The judicial Power shall extend to all Cases, in Law and Equity, arising under this Constitution, the Laws of the United States, and Treaties made, or which shall be made, under their Authority;—to all Cases affecting Ambassadors, other public ministers and Consuls;—to all Cases of admiralty and maritime Jurisdiction;—to Controversies to which the United States shall be a Party;—to Controversies between two or more States;—between a State and Citizens of another State;—between Citizens of different States;—between Citizens of the same State claiming Lands under Grants of different States, and between a State, or the Citizens thereof, and foreign States, Citizens or Subjects.

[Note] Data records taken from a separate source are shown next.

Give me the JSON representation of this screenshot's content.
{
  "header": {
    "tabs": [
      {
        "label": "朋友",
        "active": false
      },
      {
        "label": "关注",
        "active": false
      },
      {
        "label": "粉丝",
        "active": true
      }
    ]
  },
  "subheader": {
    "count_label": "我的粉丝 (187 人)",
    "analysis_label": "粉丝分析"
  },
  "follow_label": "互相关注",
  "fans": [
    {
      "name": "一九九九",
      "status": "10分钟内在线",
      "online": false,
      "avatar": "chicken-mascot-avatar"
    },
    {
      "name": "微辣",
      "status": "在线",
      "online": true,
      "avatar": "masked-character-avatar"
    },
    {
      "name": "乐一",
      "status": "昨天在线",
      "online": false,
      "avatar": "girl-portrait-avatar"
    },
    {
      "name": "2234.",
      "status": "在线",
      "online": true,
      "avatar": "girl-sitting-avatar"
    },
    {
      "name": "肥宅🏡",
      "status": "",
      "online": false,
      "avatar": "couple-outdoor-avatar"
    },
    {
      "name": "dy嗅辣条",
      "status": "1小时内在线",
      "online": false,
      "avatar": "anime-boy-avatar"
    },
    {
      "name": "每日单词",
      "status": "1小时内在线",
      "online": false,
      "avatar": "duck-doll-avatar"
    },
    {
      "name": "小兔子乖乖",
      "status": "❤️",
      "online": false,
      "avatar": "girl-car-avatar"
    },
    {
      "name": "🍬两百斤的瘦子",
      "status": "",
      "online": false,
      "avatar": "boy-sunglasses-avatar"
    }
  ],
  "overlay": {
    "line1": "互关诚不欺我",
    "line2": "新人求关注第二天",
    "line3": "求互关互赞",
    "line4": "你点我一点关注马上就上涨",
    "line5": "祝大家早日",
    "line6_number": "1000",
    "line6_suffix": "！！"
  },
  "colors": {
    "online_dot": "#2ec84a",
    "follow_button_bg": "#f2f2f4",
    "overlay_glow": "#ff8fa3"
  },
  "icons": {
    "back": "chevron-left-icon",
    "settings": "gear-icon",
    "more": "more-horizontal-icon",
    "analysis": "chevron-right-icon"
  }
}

The general interpretation is that U.S. courts may not issue advisory notifications or hearing cases that are "unripe" which means no controversy exists, or it is moot or resolved through other means (this is why a lot of Lawsuits don't make it to court. Most parties resolve the dispute quietly out of court.). It is worth mentioning that mootness can have an exception if the issue is capable of being repeated but resolved before courts have a chance to hear the case (For example, in cases dealing with abortion legislation where the plaintiff is a woman who's termination of a pregnancy may be affected, the case can still be heard despite the outcome of said pregnancy likely resolving before the outcome of the court case is decided (A court case resolving in less than 9 months of time is a very fast moving case.).
As such, this is not a feature of all Judiciaries that use Common Law structures. It just so happens that American Media tends to produce legal dramas based on American Courts (because no duh) and is widely consumed the world over.

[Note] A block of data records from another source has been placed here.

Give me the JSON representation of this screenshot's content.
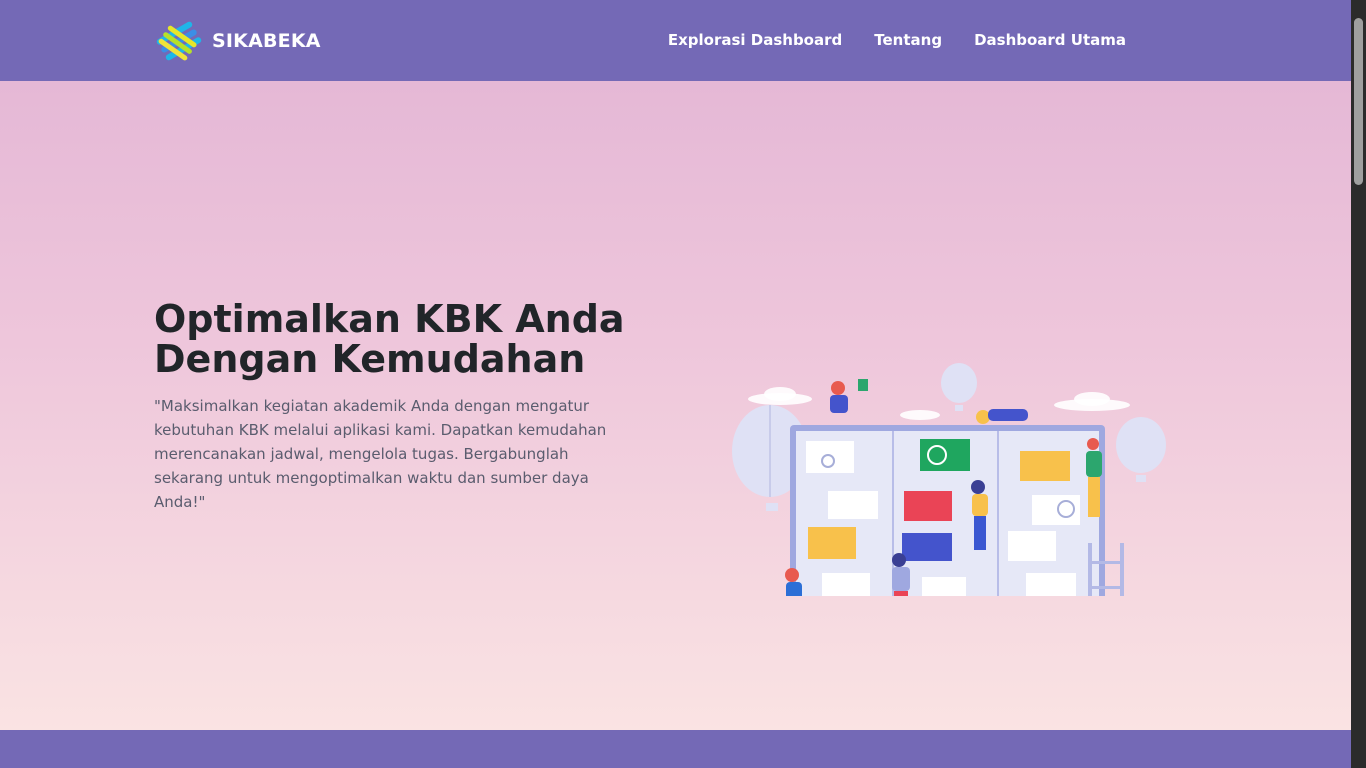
{
  "brand": {
    "name": "SIKABEKA",
    "logo_icon": "sikabeka-logo-icon"
  },
  "nav": {
    "links": [
      {
        "label": "Explorasi Dashboard"
      },
      {
        "label": "Tentang"
      },
      {
        "label": "Dashboard Utama"
      }
    ]
  },
  "hero": {
    "title_line1": "Optimalkan KBK Anda",
    "title_line2": "Dengan Kemudahan",
    "description": "\"Maksimalkan kegiatan akademik Anda dengan mengatur kebutuhan KBK melalui aplikasi kami. Dapatkan kemudahan merencanakan jadwal, mengelola tugas. Bergabunglah sekarang untuk mengoptimalkan waktu dan sumber daya Anda!\"",
    "illustration_icon": "team-kanban-board-illustration"
  },
  "colors": {
    "nav_bg": "#7469b6",
    "hero_gradient_top": "#e5b8d6",
    "hero_gradient_bottom": "#fae3e3",
    "text_dark": "#212529",
    "text_muted": "#5a5c6e"
  }
}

Although South Africa has a mixed legal system I do personally think it very much operates under common law principles.
The constitutional court acknowledges four main ways in which cases come before it.
- As the result of an appeal from a judgment of the High Court or the Supreme Court of Appeal:
- As a direct application to the court
- As result of a lower court deeming laws unconstitutional and that judgment requiring review by a higher authority.
- As a piece of legislation asked for review by parliament.
As it stands in the USA the legal system is already under great pressure. To allow every piece of legislation, that congress is considering, that is even remotely controversial to be allowed a constitutional review would put an unreasonable burden on an already strained justice system.
It is worth noting that although SCOTUS is the highest authority on constitutional matters in the USA it is not the only one.
All courts have the ability to deem laws unconstitutional, as it is in there power to do. Constitutional matters are decided many times more often than what the hundred odd constitutional cases that SCOTUS hears a year may make you think.